    23. 23. Appendix II: 12th FYP spending targetsChina will spend US$1.7tln over the next five years developing seven“strategic sectors” - confirmed by Chinese officials at the U.S.-China JointCommission on Commerce and Trade meeting in Chengdu in 21 Nov2011.The seven strategic sectors are referred to in China’s 12th Five-year Planas the “Strategic Emerging Industries”.The targeted sectors include alternative energy, bio-technology, new-generation information technology, high-end equipment manufacturing,advanced materials, alternative-fuel cars, and energy-saving andenvironmentally-friendly technologiesThe spending target is 2.5 times larger than the RMB4bn stimulus thecountry enacted at the end of 2008 which saw China spend its way out ofthe global crisis and speed up its emergence as a global force.
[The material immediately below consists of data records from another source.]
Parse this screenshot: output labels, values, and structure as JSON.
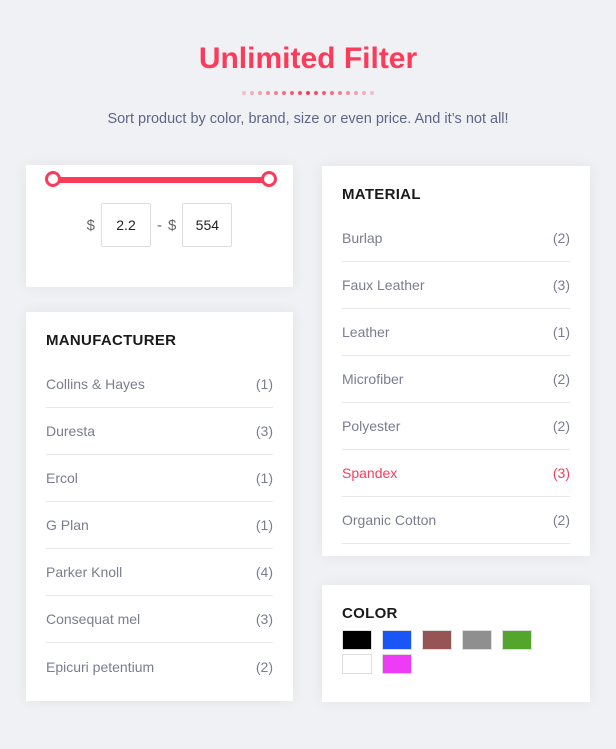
{
  "header": {
    "title": "Unlimited Filter",
    "subtitle": "Sort product by color, brand, size or even price. And it’s not all!"
  },
  "accent": "#fb3b5a",
  "price": {
    "currency": "$",
    "min": "2.2",
    "separator": "-",
    "max": "554"
  },
  "manufacturer": {
    "title": "MANUFACTURER",
    "items": [
      {
        "label": "Collins & Hayes",
        "count": "(1)"
      },
      {
        "label": "Duresta",
        "count": "(3)"
      },
      {
        "label": "Ercol",
        "count": "(1)"
      },
      {
        "label": "G Plan",
        "count": "(1)"
      },
      {
        "label": "Parker Knoll",
        "count": "(4)"
      },
      {
        "label": "Consequat mel",
        "count": "(3)"
      },
      {
        "label": "Epicuri petentium",
        "count": "(2)"
      }
    ]
  },
  "material": {
    "title": "MATERIAL",
    "items": [
      {
        "label": "Burlap",
        "count": "(2)"
      },
      {
        "label": "Faux Leather",
        "count": "(3)"
      },
      {
        "label": "Leather",
        "count": "(1)"
      },
      {
        "label": "Microfiber",
        "count": "(2)"
      },
      {
        "label": "Polyester",
        "count": "(2)"
      },
      {
        "label": "Spandex",
        "count": "(3)",
        "active": true
      },
      {
        "label": "Organic Cotton",
        "count": "(2)"
      }
    ]
  },
  "color": {
    "title": "COLOR",
    "swatches": [
      "#000000",
      "#1a56f5",
      "#975454",
      "#8f8f8f",
      "#53a62b",
      "#ffffff",
      "#ee3bf5"
    ]
  }
}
    24. 24. Appendix III: The 12th FYP’s Seven SEIs and 37 Projects for Sub-industries U.S. –China Economic and Security Review Commission, Hearing on China’s Five- Year Plan, Indigenous Innovation and Technology Transfers, and Outsourcing, testimony of Willy C. Shih, June 15, 2011.
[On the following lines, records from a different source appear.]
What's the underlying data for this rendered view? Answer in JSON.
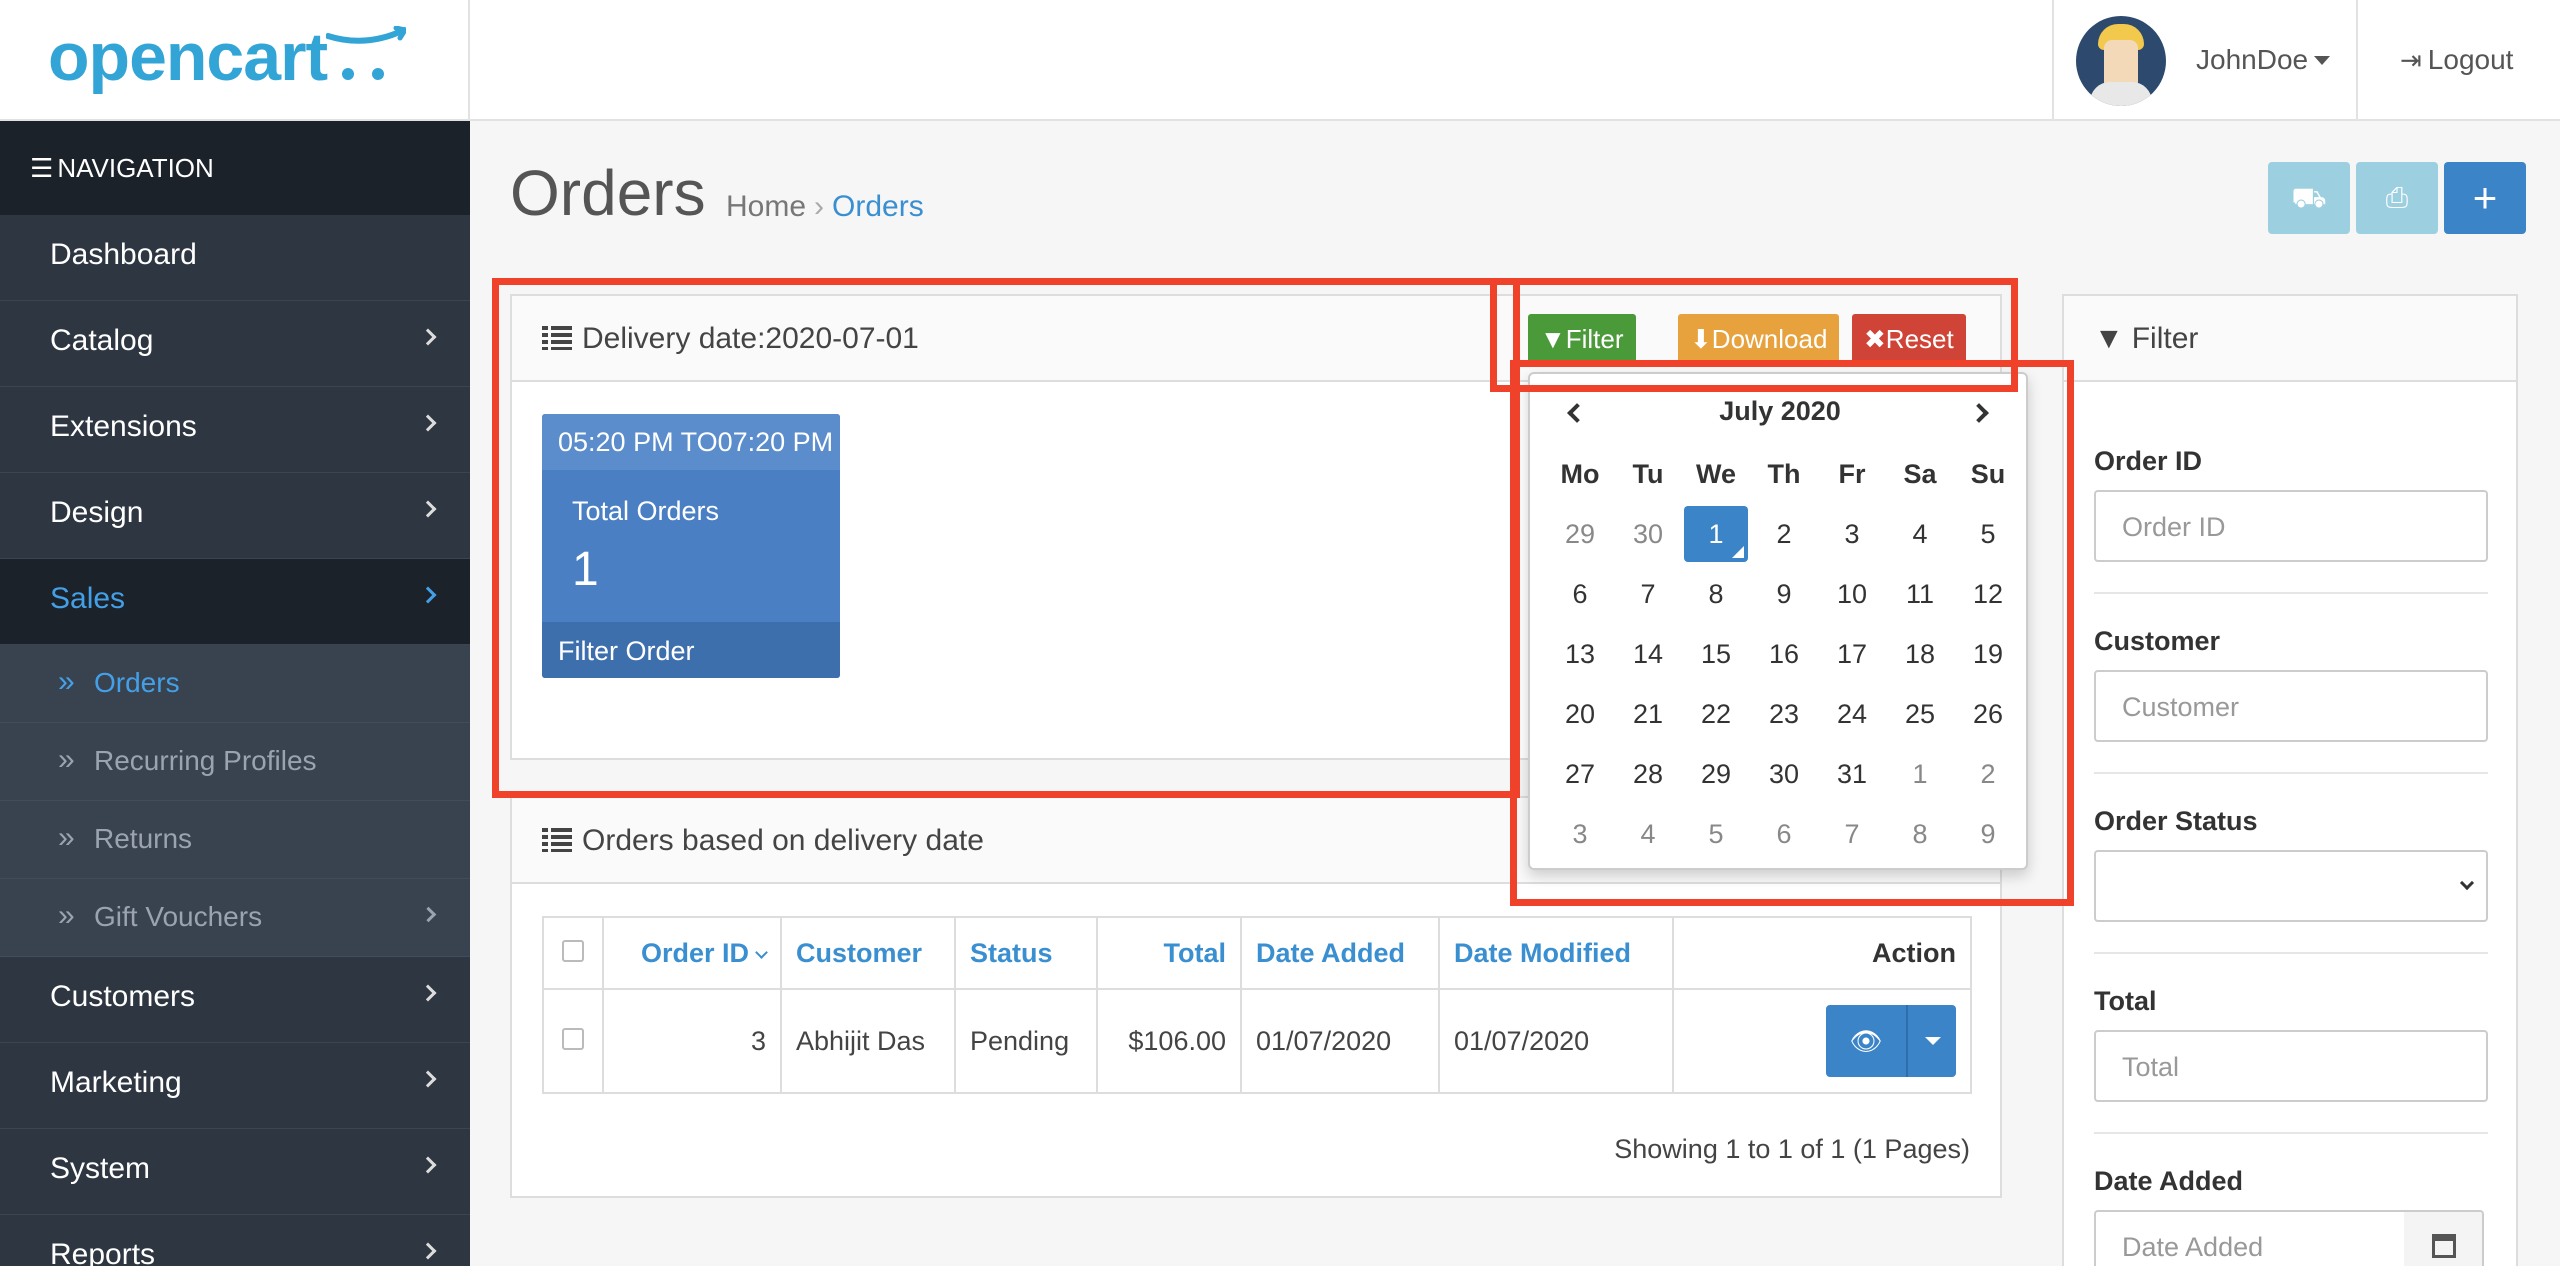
{
  "brand": {
    "logo_text": "opencart"
  },
  "user": {
    "name": "JohnDoe",
    "logout_label": "Logout"
  },
  "nav": {
    "heading": "NAVIGATION",
    "items": [
      {
        "label": "Dashboard"
      },
      {
        "label": "Catalog"
      },
      {
        "label": "Extensions"
      },
      {
        "label": "Design"
      },
      {
        "label": "Sales"
      }
    ],
    "sales_sub": [
      {
        "label": "Orders"
      },
      {
        "label": "Recurring Profiles"
      },
      {
        "label": "Returns"
      },
      {
        "label": "Gift Vouchers"
      }
    ],
    "items_after": [
      {
        "label": "Customers"
      },
      {
        "label": "Marketing"
      },
      {
        "label": "System"
      },
      {
        "label": "Reports"
      }
    ]
  },
  "page": {
    "title": "Orders",
    "breadcrumb": [
      "Home",
      "Orders"
    ]
  },
  "delivery_panel": {
    "title": "Delivery date:2020-07-01",
    "filter_label": "Filter",
    "download_label": "Download",
    "reset_label": "Reset",
    "card": {
      "time_range": "05:20 PM TO07:20 PM",
      "label": "Total Orders",
      "count": "1",
      "footer": "Filter Order"
    }
  },
  "datepicker": {
    "title": "July 2020",
    "weekdays": [
      "Mo",
      "Tu",
      "We",
      "Th",
      "Fr",
      "Sa",
      "Su"
    ],
    "weeks": [
      [
        "29",
        "30",
        "1",
        "2",
        "3",
        "4",
        "5"
      ],
      [
        "6",
        "7",
        "8",
        "9",
        "10",
        "11",
        "12"
      ],
      [
        "13",
        "14",
        "15",
        "16",
        "17",
        "18",
        "19"
      ],
      [
        "20",
        "21",
        "22",
        "23",
        "24",
        "25",
        "26"
      ],
      [
        "27",
        "28",
        "29",
        "30",
        "31",
        "1",
        "2"
      ],
      [
        "3",
        "4",
        "5",
        "6",
        "7",
        "8",
        "9"
      ]
    ],
    "selected": "1"
  },
  "orders_panel": {
    "title": "Orders based on delivery date",
    "columns": {
      "order_id": "Order ID",
      "customer": "Customer",
      "status": "Status",
      "total": "Total",
      "date_added": "Date Added",
      "date_modified": "Date Modified",
      "action": "Action"
    },
    "rows": [
      {
        "order_id": "3",
        "customer": "Abhijit Das",
        "status": "Pending",
        "total": "$106.00",
        "date_added": "01/07/2020",
        "date_modified": "01/07/2020"
      }
    ],
    "pagination": "Showing 1 to 1 of 1 (1 Pages)"
  },
  "filter_panel": {
    "title": "Filter",
    "order_id": {
      "label": "Order ID",
      "placeholder": "Order ID"
    },
    "customer": {
      "label": "Customer",
      "placeholder": "Customer"
    },
    "order_status": {
      "label": "Order Status",
      "value": ""
    },
    "total": {
      "label": "Total",
      "placeholder": "Total"
    },
    "date_added": {
      "label": "Date Added",
      "placeholder": "Date Added"
    }
  },
  "colors": {
    "accent_blue": "#3c84c8",
    "sidebar_bg": "#2e3641",
    "filter_green": "#4b9a3a",
    "download_orange": "#e7a23d",
    "reset_red": "#cf4436",
    "highlight_red": "#f0412b",
    "logo_blue": "#33a4d6"
  },
  "icons": {
    "menu": "bars-icon",
    "logout": "sign-out-icon",
    "shipping": "truck-icon",
    "print": "print-icon",
    "add": "plus-icon",
    "list": "list-icon",
    "filter": "filter-icon",
    "download": "download-icon",
    "reset": "times-icon",
    "view": "eye-icon",
    "calendar": "calendar-icon"
  }
}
    25. 25. EIU Survey results2
    26. 26. Footnotes¹ PwC, M&A 2011 Review and 2012 Outlook Press Briefing.2 Economist Intelligence Unit (EIU), A Brave New World, March 2010³ MOFCOM, NBS, SAFE, 2011 Statistical Bulletin of Chinas Outward Foreign DirectInvestment4 U.S. Energy Information Administration5 PwC, China Opportunities: As a market and as an investor, June 20106 The Heritage Foundation, Derek Scissors, Chinese State-Owned Enterprises andU.S.–China Economic Relations, 1 April 20117 IMF (2010a); and China Daily, “Overseas Direct Investment to Grow,” December 24,2010, 26
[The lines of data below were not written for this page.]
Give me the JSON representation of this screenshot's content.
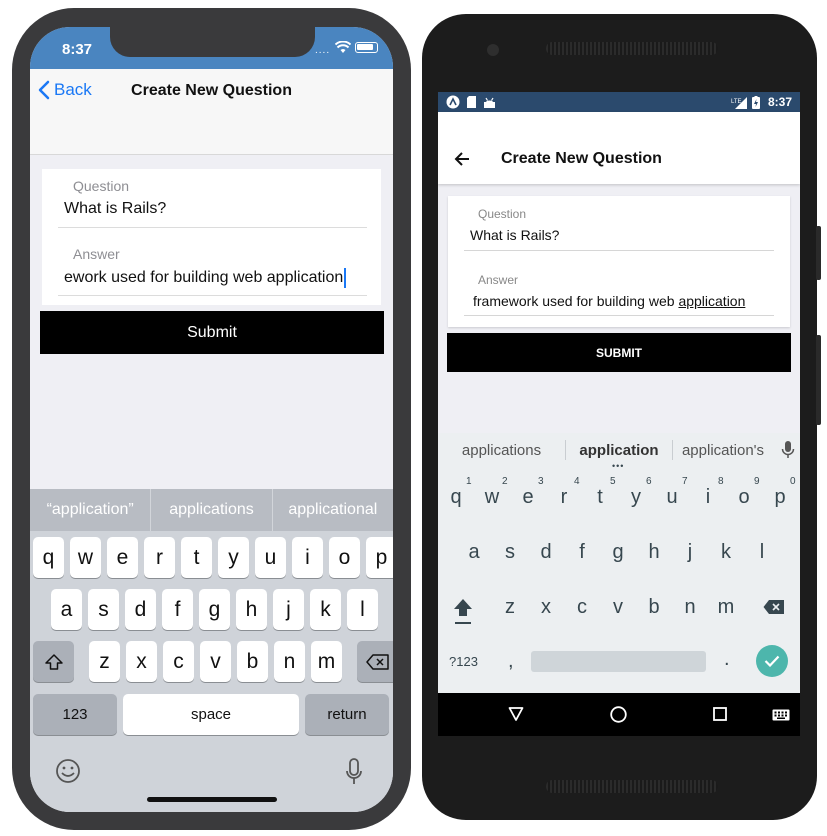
{
  "ios": {
    "status": {
      "time": "8:37"
    },
    "nav": {
      "back": "Back",
      "title": "Create New Question"
    },
    "form": {
      "question_label": "Question",
      "question_value": "What is Rails?",
      "answer_label": "Answer",
      "answer_value": "ework used for building web application"
    },
    "submit": "Submit",
    "suggestions": [
      "“application”",
      "applications",
      "applicational"
    ],
    "keyboard": {
      "row1": [
        "q",
        "w",
        "e",
        "r",
        "t",
        "y",
        "u",
        "i",
        "o",
        "p"
      ],
      "row2": [
        "a",
        "s",
        "d",
        "f",
        "g",
        "h",
        "j",
        "k",
        "l"
      ],
      "row3": [
        "z",
        "x",
        "c",
        "v",
        "b",
        "n",
        "m"
      ],
      "numbers_key": "123",
      "space_key": "space",
      "return_key": "return"
    }
  },
  "android": {
    "status": {
      "time": "8:37"
    },
    "toolbar": {
      "title": "Create New Question"
    },
    "form": {
      "question_label": "Question",
      "question_value": "What is Rails?",
      "answer_label": "Answer",
      "answer_prefix": "framework used for building web ",
      "answer_underlined": "application"
    },
    "submit": "SUBMIT",
    "suggestions": [
      "applications",
      "application",
      "application's"
    ],
    "keyboard": {
      "row1": [
        "q",
        "w",
        "e",
        "r",
        "t",
        "y",
        "u",
        "i",
        "o",
        "p"
      ],
      "row1_numbers": [
        "1",
        "2",
        "3",
        "4",
        "5",
        "6",
        "7",
        "8",
        "9",
        "0"
      ],
      "row2": [
        "a",
        "s",
        "d",
        "f",
        "g",
        "h",
        "j",
        "k",
        "l"
      ],
      "row3": [
        "z",
        "x",
        "c",
        "v",
        "b",
        "n",
        "m"
      ],
      "symbols_key": "?123",
      "comma_key": ",",
      "period_key": "."
    },
    "accent_color": "#4db6ac"
  }
}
    27. 27. Footnotes contin.8 US Treasury Department data: China’s holdings reached US$1,164.3bn end 1H20129 MOFCOM officially disagrees with these figures, as they are based on differentmeasurement methods10 People’s Bank of China, financial statistical report of 1st quarter 2012 A Capital Dragon Index, 2011 Full Year, How fast is China Globalizing: Tracking Chinese11Outbound Investments, & 1Q201212 The Economic Times, China’s outbound investment touch $21.4 bn in Q1 201213 KPMG, 毕马威中国经济全球化观察, 2012 年第二季度14 Stratfor Global Intelligence, Chinese Investment Offers in Africa, 15 August 201215 Rhodium Group, China Invests in Europe – Patterns, Impacts and Policy Implications The figure refers to investments by 私营企业 accoridng to MOFCOM, NBS, SAFE, 201116Statistical Bulletin of Chinas Outward Foreign Direct Investment 27
    28. 28. Other referencesUS-China Economic & Security Review Commission, Going Out: An Overview of China’s OutwardForeign Direct Investment, 30 March 2011Economist Intelligence Unit (EIU), A Brave New World, March 2010PwC, China outbound M&A deal activity powers ahead, 15 August 2011PwC, China Opportunities: As a market and as an investor, June 2010MOFCOM, NBS, SAFE, 2009 and 2010 Statistical Bulletin of Chinas Outward Foreign Direct InvestmentThe Heritage Foundation, Chinese Outward Investment: More Opportunity than Danger, 13 July 2011The Heritage Foundation, Derek Scissors, Chinese State-Owned Enterprises and U.S.–China EconomicRelations , 1 April 2011Asia Society’s special report, An American Open Door? Maximizing the Benefits of Chinese ForeignDirect Investment, May 2011Deloitte, Borderless, boundless, 2011US-China Economic & Security Review Commission, Backgrounder: China’s 12th Five-Year Plan, 24 June2011APCO, China’s 12th Five-Year Plan, 10 December 2010McKinsey&Company, What China’s five-year plan means for business, July 2011EIU, China’s 12th Five-Year Plan or how to turn an oil tanker round, January 2011 28
    29. 29. Thank YouRicardo FerrerCEO, Asian Horizon Ltd.www.asianhorizonltd.comShanghai, 2013